When Clinton delivered her New Hampshire concession speech Tuesday night, Martin says the Democratic frontrunner wasted little time hitting on the new themes Clinton’s camp thinks will win the race – themes that will likely play out on the debate stage tonight.
“If you listened to her speech Tuesday, she immediately was talking about Flint,” Martin says. “She was talking past New Hampshire to voters of color who see what’s happening in Flint as an egregious injustice to poor people and especially poor people of color.”
In other words, Martin expects Clinton to see Sanders’ campaign about economic inequality and up the ante by making her campaign message about fighting all kinds of inequality.
When it comes to Sanders, Martin expects the senator to hold his message steady as he approaches Clinton’s so-called “Southern firewall” and attempt to crash through it.
“He will keep repeating the same message about being a man of the people who doesn’t have a Super PAC, who raises his own money by standing with common Americans every day, and who isn’t a member of the billionaire task,” Martin says. “There’s no reason for him to change his message at this point.”
Martin is an SMU assistant professor of Communication Studies in the Meadows School of the Arts who can discuss:
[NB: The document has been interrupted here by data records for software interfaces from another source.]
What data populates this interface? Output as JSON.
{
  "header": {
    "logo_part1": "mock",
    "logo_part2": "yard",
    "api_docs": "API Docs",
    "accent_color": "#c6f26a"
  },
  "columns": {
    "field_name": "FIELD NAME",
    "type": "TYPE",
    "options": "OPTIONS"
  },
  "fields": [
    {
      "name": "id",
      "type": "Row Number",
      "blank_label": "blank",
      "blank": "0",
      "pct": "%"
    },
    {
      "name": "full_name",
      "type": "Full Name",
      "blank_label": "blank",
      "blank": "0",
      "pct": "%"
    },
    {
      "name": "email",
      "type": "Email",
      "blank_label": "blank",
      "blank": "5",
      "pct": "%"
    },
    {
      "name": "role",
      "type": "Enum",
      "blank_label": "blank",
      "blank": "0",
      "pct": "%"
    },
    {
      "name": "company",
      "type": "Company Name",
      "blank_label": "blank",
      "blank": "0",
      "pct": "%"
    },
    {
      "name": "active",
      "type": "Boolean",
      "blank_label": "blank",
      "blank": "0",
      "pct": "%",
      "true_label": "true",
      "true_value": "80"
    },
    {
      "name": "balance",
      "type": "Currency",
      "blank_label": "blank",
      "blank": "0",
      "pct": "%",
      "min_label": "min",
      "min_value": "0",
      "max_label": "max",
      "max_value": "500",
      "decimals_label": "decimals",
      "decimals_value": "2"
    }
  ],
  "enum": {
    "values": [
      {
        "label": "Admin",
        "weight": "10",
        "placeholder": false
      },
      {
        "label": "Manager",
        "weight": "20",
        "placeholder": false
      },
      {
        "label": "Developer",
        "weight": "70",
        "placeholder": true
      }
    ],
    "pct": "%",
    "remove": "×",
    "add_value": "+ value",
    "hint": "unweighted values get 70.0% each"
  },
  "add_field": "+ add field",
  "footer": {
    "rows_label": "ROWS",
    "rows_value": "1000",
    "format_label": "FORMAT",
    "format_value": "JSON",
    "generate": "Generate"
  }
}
- economic messages in political campaigns
- presidential campaign strategy